“The rebundling of creative and media has gone on in different forms since at least 2003,” he said. “But creating real financial structures and appropriately aligning the financial objectives of management in the agencies is relatively new.”
Wren touted Omnicom’s network of “outstanding talent that can truly work together.” But a breakdown of talent working on these integrated accounts would give much deeper insight into what level integration is actually occurring, Wieser said.
“What percent of the employees working at Hearts & Science on P&G were not previously working on P&G?” Wieser asked. “In other words, how many people did they pull over from Starcom? It’s hard to imagine that there’s a complete reinvention of the wheel.”
Another area Omnicom claims to be reinventing is programmatic, which it is decentralizing in part across its media agency network to diversify client buying options. Omnicom’s trading desk, Accuen, once the agency’s programmatic hub, now operates largely an as an opt-in principal-based buying unit for many clients.

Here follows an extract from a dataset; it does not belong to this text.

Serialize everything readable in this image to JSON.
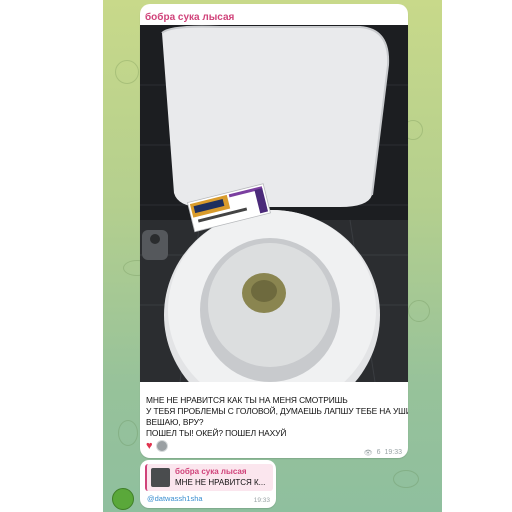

“We can offer clients a bundled product, which has certain guarantees and they know the price and what they expect to get out of it,” Wren said. “Also, through the three media groups we are able to offer them unbundled products where they have a level of transparency.”
Accuen gained $10 million in incremental revenue growth this quarter, down from $25 million in Q1. But that doesn’t mean programmatic spend is down at the agency, Wieser said.

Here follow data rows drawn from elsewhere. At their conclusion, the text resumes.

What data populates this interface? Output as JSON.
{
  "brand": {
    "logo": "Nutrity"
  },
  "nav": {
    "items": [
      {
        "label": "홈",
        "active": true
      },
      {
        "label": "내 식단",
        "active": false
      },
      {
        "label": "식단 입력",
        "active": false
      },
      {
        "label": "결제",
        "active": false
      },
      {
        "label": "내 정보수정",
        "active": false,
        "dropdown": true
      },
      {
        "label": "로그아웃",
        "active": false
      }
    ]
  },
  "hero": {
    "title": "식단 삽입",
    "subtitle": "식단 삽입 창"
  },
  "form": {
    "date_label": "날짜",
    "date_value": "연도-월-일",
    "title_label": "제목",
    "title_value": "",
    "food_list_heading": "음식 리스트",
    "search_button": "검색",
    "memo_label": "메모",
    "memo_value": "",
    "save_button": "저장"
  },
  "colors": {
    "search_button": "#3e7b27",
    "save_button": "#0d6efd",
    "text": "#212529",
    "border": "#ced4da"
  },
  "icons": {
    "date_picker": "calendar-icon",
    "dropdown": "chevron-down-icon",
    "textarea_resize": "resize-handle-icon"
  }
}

“On the surface that $10 million is low, but we know enough about Omnicom to know there’s a lot of other places where the money could be and we don’t ever get the transparency from the company to identify it,” Wieser said.
Despite continuing to buy as principal through Accuen, Omnicom looks to third-party measurement vendors to prove that clients are getting what they paid for.
“If you provide a service,” Wren said, “you can’t grade your own homework.”